“You’re in the Wrong Bathroom!”: And 20 Other Myths and Misconceptions about Transgender and Gender-Nonconforming People is a slim but powerful book dedicated to debunking harmful stereotypes, like “you’ve never met a transgender person,” “trans people are ‘trapped in the wrong body,’” “trans people are a danger to others,” and many more. The authors are legit: Laura Erickson-Schroth is a psychiatrist whose practice focuses on the needs of LGBTQ people, and she is the editor of the seminal work Trans Bodies, Trans Selves. Laura A. Jacobs is a trans and genderqueer psychotherapist and activist. Their humor and scholarship make for a critical and refreshing reading experience. June is LGBT Pride Month, so take the time to educate yourself.

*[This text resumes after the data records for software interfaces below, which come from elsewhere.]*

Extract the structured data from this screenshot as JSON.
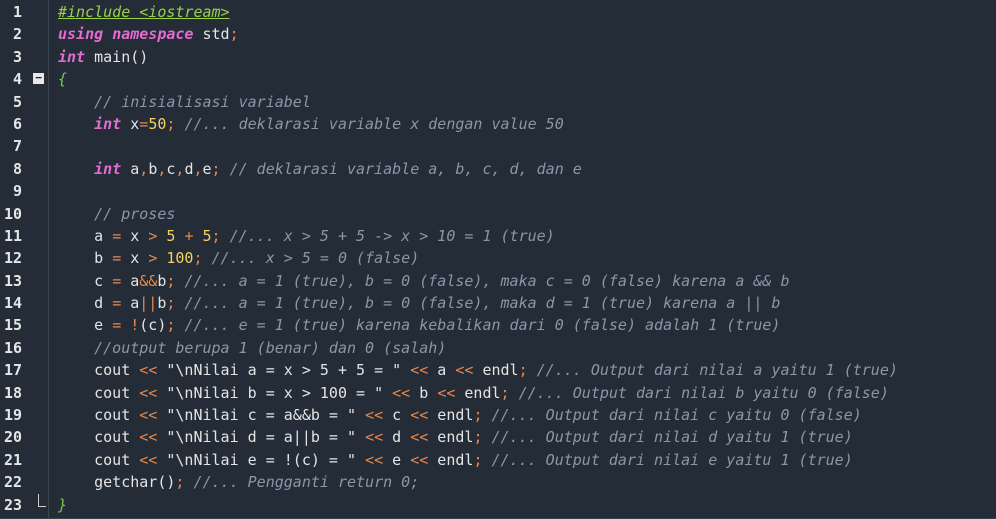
{
  "editor": {
    "line_numbers": [
      "1",
      "2",
      "3",
      "4",
      "5",
      "6",
      "7",
      "8",
      "9",
      "10",
      "11",
      "12",
      "13",
      "14",
      "15",
      "16",
      "17",
      "18",
      "19",
      "20",
      "21",
      "22",
      "23"
    ],
    "fold_open_symbol": "−",
    "lines": [
      [
        {
          "t": "#include <iostream>",
          "c": "pp"
        }
      ],
      [
        {
          "t": "using",
          "c": "kw"
        },
        {
          "t": " "
        },
        {
          "t": "namespace",
          "c": "kw"
        },
        {
          "t": " std"
        },
        {
          "t": ";",
          "c": "op"
        }
      ],
      [
        {
          "t": "int",
          "c": "kw"
        },
        {
          "t": " main()"
        }
      ],
      [
        {
          "t": "{",
          "c": "brace"
        }
      ],
      [
        {
          "t": "    "
        },
        {
          "t": "// inisialisasi variabel",
          "c": "cm"
        }
      ],
      [
        {
          "t": "    "
        },
        {
          "t": "int",
          "c": "kw"
        },
        {
          "t": " x"
        },
        {
          "t": "=",
          "c": "op"
        },
        {
          "t": "50",
          "c": "num"
        },
        {
          "t": ";",
          "c": "op"
        },
        {
          "t": " "
        },
        {
          "t": "//... deklarasi variable x dengan value 50",
          "c": "cm"
        }
      ],
      [],
      [
        {
          "t": "    "
        },
        {
          "t": "int",
          "c": "kw"
        },
        {
          "t": " a"
        },
        {
          "t": ",",
          "c": "op"
        },
        {
          "t": "b"
        },
        {
          "t": ",",
          "c": "op"
        },
        {
          "t": "c"
        },
        {
          "t": ",",
          "c": "op"
        },
        {
          "t": "d"
        },
        {
          "t": ",",
          "c": "op"
        },
        {
          "t": "e"
        },
        {
          "t": ";",
          "c": "op"
        },
        {
          "t": " "
        },
        {
          "t": "// deklarasi variable a, b, c, d, dan e",
          "c": "cm"
        }
      ],
      [],
      [
        {
          "t": "    "
        },
        {
          "t": "// proses",
          "c": "cm"
        }
      ],
      [
        {
          "t": "    a "
        },
        {
          "t": "=",
          "c": "op"
        },
        {
          "t": " x "
        },
        {
          "t": ">",
          "c": "op"
        },
        {
          "t": " "
        },
        {
          "t": "5",
          "c": "num"
        },
        {
          "t": " "
        },
        {
          "t": "+",
          "c": "op"
        },
        {
          "t": " "
        },
        {
          "t": "5",
          "c": "num"
        },
        {
          "t": ";",
          "c": "op"
        },
        {
          "t": " "
        },
        {
          "t": "//... x > 5 + 5 -> x > 10 = 1 (true)",
          "c": "cm"
        }
      ],
      [
        {
          "t": "    b "
        },
        {
          "t": "=",
          "c": "op"
        },
        {
          "t": " x "
        },
        {
          "t": ">",
          "c": "op"
        },
        {
          "t": " "
        },
        {
          "t": "100",
          "c": "num"
        },
        {
          "t": ";",
          "c": "op"
        },
        {
          "t": " "
        },
        {
          "t": "//... x > 5 = 0 (false)",
          "c": "cm"
        }
      ],
      [
        {
          "t": "    c "
        },
        {
          "t": "=",
          "c": "op"
        },
        {
          "t": " a"
        },
        {
          "t": "&&",
          "c": "op"
        },
        {
          "t": "b"
        },
        {
          "t": ";",
          "c": "op"
        },
        {
          "t": " "
        },
        {
          "t": "//... a = 1 (true), b = 0 (false), maka c = 0 (false) karena a && b",
          "c": "cm"
        }
      ],
      [
        {
          "t": "    d "
        },
        {
          "t": "=",
          "c": "op"
        },
        {
          "t": " a"
        },
        {
          "t": "||",
          "c": "op"
        },
        {
          "t": "b"
        },
        {
          "t": ";",
          "c": "op"
        },
        {
          "t": " "
        },
        {
          "t": "//... a = 1 (true), b = 0 (false), maka d = 1 (true) karena a || b",
          "c": "cm"
        }
      ],
      [
        {
          "t": "    e "
        },
        {
          "t": "=",
          "c": "op"
        },
        {
          "t": " "
        },
        {
          "t": "!",
          "c": "op"
        },
        {
          "t": "(c)"
        },
        {
          "t": ";",
          "c": "op"
        },
        {
          "t": " "
        },
        {
          "t": "//... e = 1 (true) karena kebalikan dari 0 (false) adalah 1 (true)",
          "c": "cm"
        }
      ],
      [
        {
          "t": "    "
        },
        {
          "t": "//output berupa 1 (benar) dan 0 (salah)",
          "c": "cm"
        }
      ],
      [
        {
          "t": "    cout "
        },
        {
          "t": "<<",
          "c": "op"
        },
        {
          "t": " \"\\nNilai a = x > 5 + 5 = \" "
        },
        {
          "t": "<<",
          "c": "op"
        },
        {
          "t": " a "
        },
        {
          "t": "<<",
          "c": "op"
        },
        {
          "t": " endl"
        },
        {
          "t": ";",
          "c": "op"
        },
        {
          "t": " "
        },
        {
          "t": "//... Output dari nilai a yaitu 1 (true)",
          "c": "cm"
        }
      ],
      [
        {
          "t": "    cout "
        },
        {
          "t": "<<",
          "c": "op"
        },
        {
          "t": " \"\\nNilai b = x > 100 = \" "
        },
        {
          "t": "<<",
          "c": "op"
        },
        {
          "t": " b "
        },
        {
          "t": "<<",
          "c": "op"
        },
        {
          "t": " endl"
        },
        {
          "t": ";",
          "c": "op"
        },
        {
          "t": " "
        },
        {
          "t": "//... Output dari nilai b yaitu 0 (false)",
          "c": "cm"
        }
      ],
      [
        {
          "t": "    cout "
        },
        {
          "t": "<<",
          "c": "op"
        },
        {
          "t": " \"\\nNilai c = a&&b = \" "
        },
        {
          "t": "<<",
          "c": "op"
        },
        {
          "t": " c "
        },
        {
          "t": "<<",
          "c": "op"
        },
        {
          "t": " endl"
        },
        {
          "t": ";",
          "c": "op"
        },
        {
          "t": " "
        },
        {
          "t": "//... Output dari nilai c yaitu 0 (false)",
          "c": "cm"
        }
      ],
      [
        {
          "t": "    cout "
        },
        {
          "t": "<<",
          "c": "op"
        },
        {
          "t": " \"\\nNilai d = a||b = \" "
        },
        {
          "t": "<<",
          "c": "op"
        },
        {
          "t": " d "
        },
        {
          "t": "<<",
          "c": "op"
        },
        {
          "t": " endl"
        },
        {
          "t": ";",
          "c": "op"
        },
        {
          "t": " "
        },
        {
          "t": "//... Output dari nilai d yaitu 1 (true)",
          "c": "cm"
        }
      ],
      [
        {
          "t": "    cout "
        },
        {
          "t": "<<",
          "c": "op"
        },
        {
          "t": " \"\\nNilai e = !(c) = \" "
        },
        {
          "t": "<<",
          "c": "op"
        },
        {
          "t": " e "
        },
        {
          "t": "<<",
          "c": "op"
        },
        {
          "t": " endl"
        },
        {
          "t": ";",
          "c": "op"
        },
        {
          "t": " "
        },
        {
          "t": "//... Output dari nilai e yaitu 1 (true)",
          "c": "cm"
        }
      ],
      [
        {
          "t": "    getchar()"
        },
        {
          "t": ";",
          "c": "op"
        },
        {
          "t": " "
        },
        {
          "t": "//... Pengganti return 0;",
          "c": "cm"
        }
      ],
      [
        {
          "t": "}",
          "c": "brace"
        }
      ]
    ]
  }
}
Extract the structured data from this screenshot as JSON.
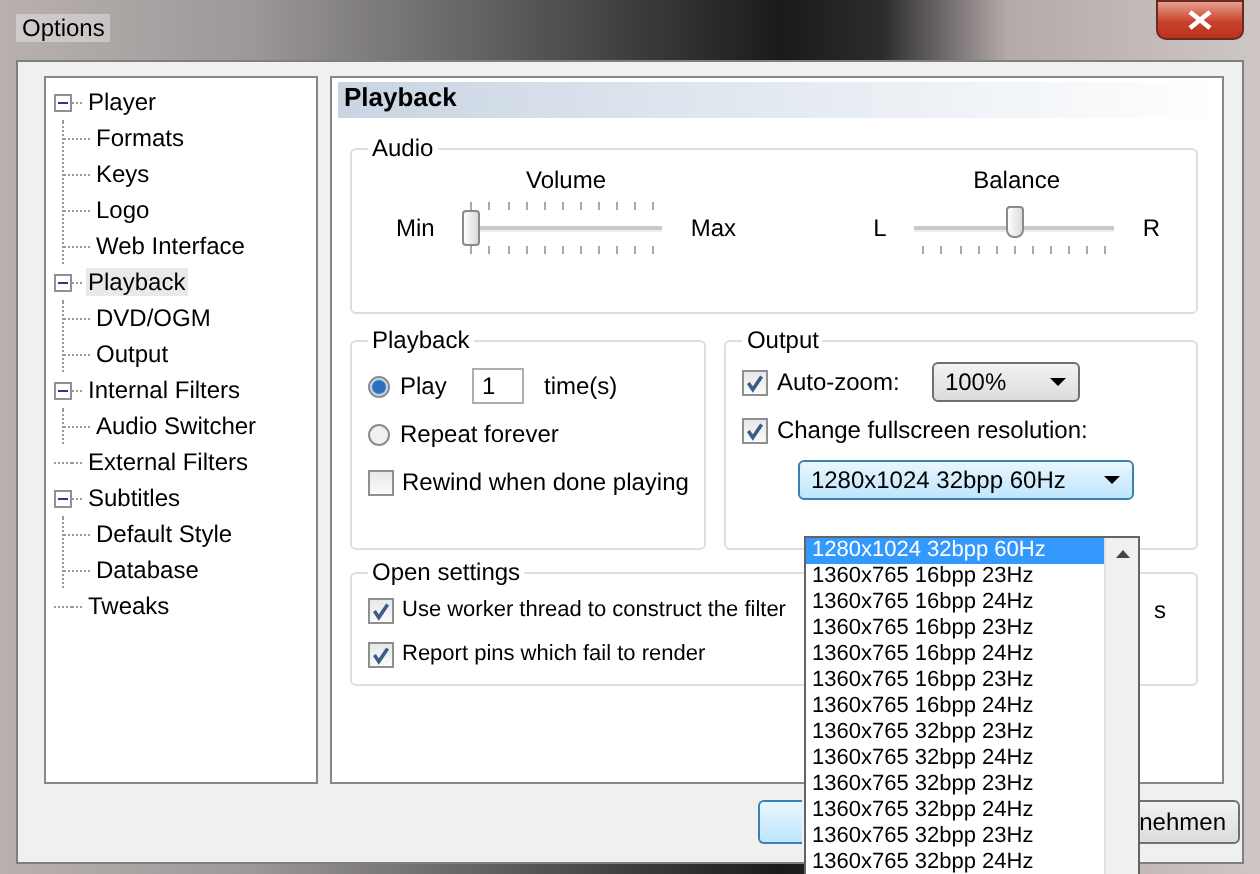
{
  "window": {
    "title": "Options"
  },
  "tree": [
    {
      "label": "Player",
      "selected": false,
      "expanded": true,
      "children": [
        {
          "label": "Formats",
          "selected": false
        },
        {
          "label": "Keys",
          "selected": false
        },
        {
          "label": "Logo",
          "selected": false
        },
        {
          "label": "Web Interface",
          "selected": false
        }
      ]
    },
    {
      "label": "Playback",
      "selected": true,
      "expanded": true,
      "children": [
        {
          "label": "DVD/OGM",
          "selected": false
        },
        {
          "label": "Output",
          "selected": false
        }
      ]
    },
    {
      "label": "Internal Filters",
      "selected": false,
      "expanded": true,
      "children": [
        {
          "label": "Audio Switcher",
          "selected": false
        }
      ]
    },
    {
      "label": "External Filters",
      "selected": false
    },
    {
      "label": "Subtitles",
      "selected": false,
      "expanded": true,
      "children": [
        {
          "label": "Default Style",
          "selected": false
        },
        {
          "label": "Database",
          "selected": false
        }
      ]
    },
    {
      "label": "Tweaks",
      "selected": false
    }
  ],
  "page_title": "Playback",
  "audio": {
    "title": "Audio",
    "sliders": [
      {
        "title": "Volume",
        "min_label": "Min",
        "max_label": "Max",
        "level": 0,
        "ticks_top": true
      },
      {
        "title": "Balance",
        "min_label": "L",
        "max_label": "R",
        "level": 0.5,
        "ticks_top": false
      }
    ]
  },
  "playback": {
    "title": "Playback",
    "radios": [
      {
        "label": "Play",
        "selected": true,
        "count": "1",
        "unit": "time(s)"
      },
      {
        "label": "Repeat forever",
        "selected": false
      }
    ],
    "rewind": {
      "label": "Rewind when done playing",
      "checked": false
    }
  },
  "output": {
    "title": "Output",
    "auto_zoom": {
      "label": "Auto-zoom:",
      "checked": true,
      "value": "100%"
    },
    "fullscreen": {
      "label": "Change fullscreen resolution:",
      "checked": true,
      "value": "1280x1024 32bpp 60Hz"
    },
    "options": [
      {
        "label": "1280x1024 32bpp 60Hz",
        "selected": true
      },
      {
        "label": "1360x765 16bpp 23Hz",
        "selected": false
      },
      {
        "label": "1360x765 16bpp 24Hz",
        "selected": false
      },
      {
        "label": "1360x765 16bpp 23Hz",
        "selected": false
      },
      {
        "label": "1360x765 16bpp 24Hz",
        "selected": false
      },
      {
        "label": "1360x765 16bpp 23Hz",
        "selected": false
      },
      {
        "label": "1360x765 16bpp 24Hz",
        "selected": false
      },
      {
        "label": "1360x765 32bpp 23Hz",
        "selected": false
      },
      {
        "label": "1360x765 32bpp 24Hz",
        "selected": false
      },
      {
        "label": "1360x765 32bpp 23Hz",
        "selected": false
      },
      {
        "label": "1360x765 32bpp 24Hz",
        "selected": false
      },
      {
        "label": "1360x765 32bpp 23Hz",
        "selected": false
      },
      {
        "label": "1360x765 32bpp 24Hz",
        "selected": false
      }
    ]
  },
  "open_settings": {
    "title": "Open settings",
    "checks": [
      {
        "label": "Use worker thread to construct the filter",
        "tail": "s",
        "checked": true
      },
      {
        "label": "Report pins which fail to render",
        "checked": true
      }
    ]
  },
  "buttons": [
    {
      "label": "nehmen"
    }
  ]
}
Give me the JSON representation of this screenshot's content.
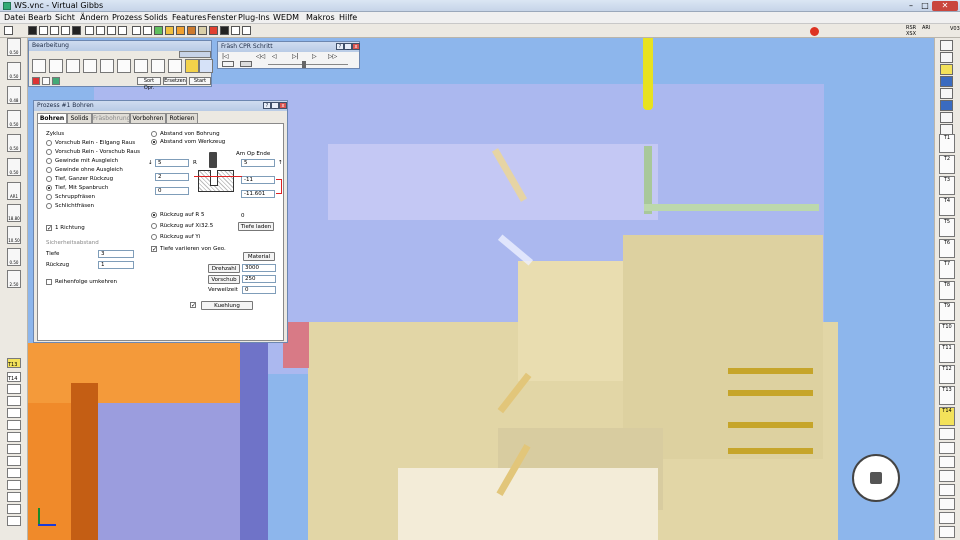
{
  "window": {
    "title": "WS.vnc - Virtual Gibbs",
    "minimize": "–",
    "maximize": "□",
    "close": "✕"
  },
  "menu": [
    "Datei",
    "Bearb",
    "Sicht",
    "Ändern",
    "Prozess",
    "Solids",
    "Features",
    "Fenster",
    "Plug-Ins",
    "WEDM",
    "Makros",
    "Hilfe"
  ],
  "toolbar": {
    "rsr": "RSR\nXSX",
    "arl": "ARI",
    "v": "V03"
  },
  "bearbeitung": {
    "title": "Bearbeitung",
    "buttons": [
      "Sort Opr.",
      "Ersetzen",
      "Start"
    ]
  },
  "cpr": {
    "title": "Fräsh CPR Schritt"
  },
  "prozess": {
    "title": "Prozess #1 Bohren",
    "tabs": [
      "Bohren",
      "Solids",
      "Fräsbohrung",
      "Vorbohren",
      "Rotieren"
    ],
    "zyklus_label": "Zyklus",
    "zyklus": [
      "Vorschub Rein - Eilgang Raus",
      "Vorschub Rein - Vorschub Raus",
      "Gewinde mit Ausgleich",
      "Gewinde ohne Ausgleich",
      "Tief, Ganzer Rückzug",
      "Tief, Mit Spanbruch",
      "Schruppfräsen",
      "Schlichtfräsen"
    ],
    "zyklus_selected": 5,
    "abstand": [
      "Abstand von Bohrung",
      "Abstand vom Werkzeug"
    ],
    "abstand_selected": 1,
    "am_op_ende": "Am Op Ende",
    "geo_left": [
      "5",
      "2",
      "0"
    ],
    "geo_r": "R",
    "geo_right": [
      "5",
      "-11",
      "-11.601"
    ],
    "richtung": "1 Richtung",
    "sicherheit_label": "Sicherheitsabstand",
    "tiefe_label": "Tiefe",
    "tiefe_value": "3",
    "ruckzug_label": "Rückzug",
    "ruckzug_value": "1",
    "reihenfolge": "Reihenfolge umkehren",
    "ruckzug_opts": [
      {
        "label": "Rückzug auf R",
        "value": "5"
      },
      {
        "label": "Rückzug auf Xi",
        "value": "32.5"
      },
      {
        "label": "Rückzug auf Yi",
        "value": ""
      }
    ],
    "zero_value": "0",
    "tiefe_laden": "Tiefe laden",
    "tiefe_variieren": "Tiefe variieren von Geo.",
    "material": "Material",
    "drehzahl_btn": "Drehzahl",
    "drehzahl_value": "3000",
    "vorschub_btn": "Vorschub",
    "vorschub_value": "250",
    "verweilzeit_label": "Verweilzeit",
    "verweilzeit_value": "0",
    "kuhlung": "Kuehlung"
  },
  "left_tools": [
    "0.50",
    "0.50",
    "0.48",
    "0.50",
    "0.50",
    "0.50",
    "AR1",
    "18.80",
    "10.50",
    "0.50",
    "2.50"
  ],
  "right_tools": [
    "T1",
    "T2",
    "T3",
    "T4",
    "T5",
    "T6",
    "T7",
    "T8",
    "T9",
    "T10",
    "T11",
    "T12",
    "T13",
    "T14"
  ],
  "left_tools_b": [
    "T13",
    "T14"
  ]
}
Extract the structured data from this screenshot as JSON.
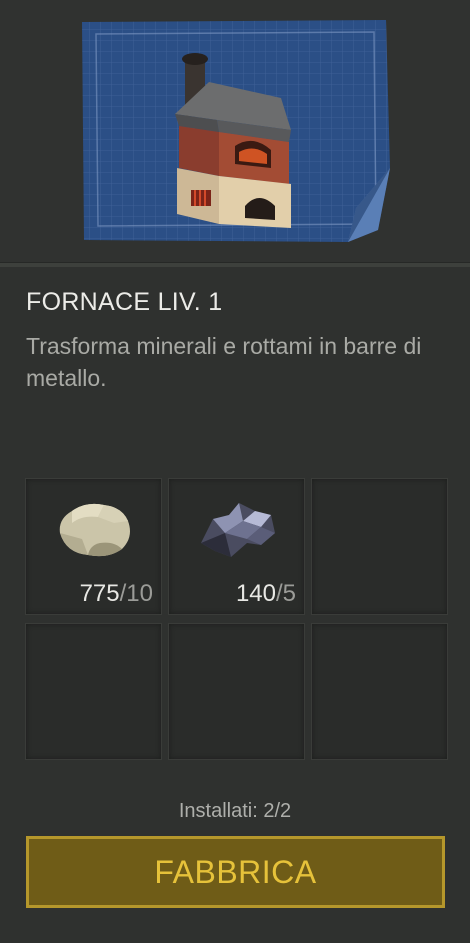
{
  "building": {
    "title": "FORNACE LIV. 1",
    "description": "Trasforma minerali e rottami in barre di metallo."
  },
  "slots": [
    {
      "icon": "stone-icon",
      "have": "775",
      "need": "/10"
    },
    {
      "icon": "scrap-metal-icon",
      "have": "140",
      "need": "/5"
    },
    {
      "icon": "",
      "have": "",
      "need": ""
    },
    {
      "icon": "",
      "have": "",
      "need": ""
    },
    {
      "icon": "",
      "have": "",
      "need": ""
    },
    {
      "icon": "",
      "have": "",
      "need": ""
    }
  ],
  "installed_label": "Installati: 2/2",
  "craft_button": "FABBRICA",
  "colors": {
    "background": "#2f312f",
    "button_fill": "#6f5c17",
    "button_border": "#b5972b",
    "button_text": "#e6c23a",
    "blueprint": "#2b4f86"
  }
}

British journalist Tristan Donovan has written about feral animals, soda pop and video games. Now, he takes on that time-honored pastime, the board game, in It’s All a Game: The History of Board Games from Monopoly to Settlers of Catan. Booklist declared, “This history of games is perfect for the budding social scientist, the casual reader, or someone looking to impress party guests with trivia knowledge.” Which wildly popular games were created by a paranoiac? Which ones inspired criminal activity and espionage? You’ll have to move from start to finish to discover the answers. For now, read “The Original Monopoly Was Deeply Anti-Landlord” at Vice or discover what board games reveal about our ancestors.

Other new releases:

  • Extraordinary Adventures by David Wallace (fiction, humor)
  • White Fur by Jardine Libaire (fiction)
  • Touch by Courtney Maum (fiction)
  • The Sense of Wonder: A Celebration of Nature for Parents and Children by Rachel Carson (nature, activities)
  • The Reminders by Val Emmich (fiction)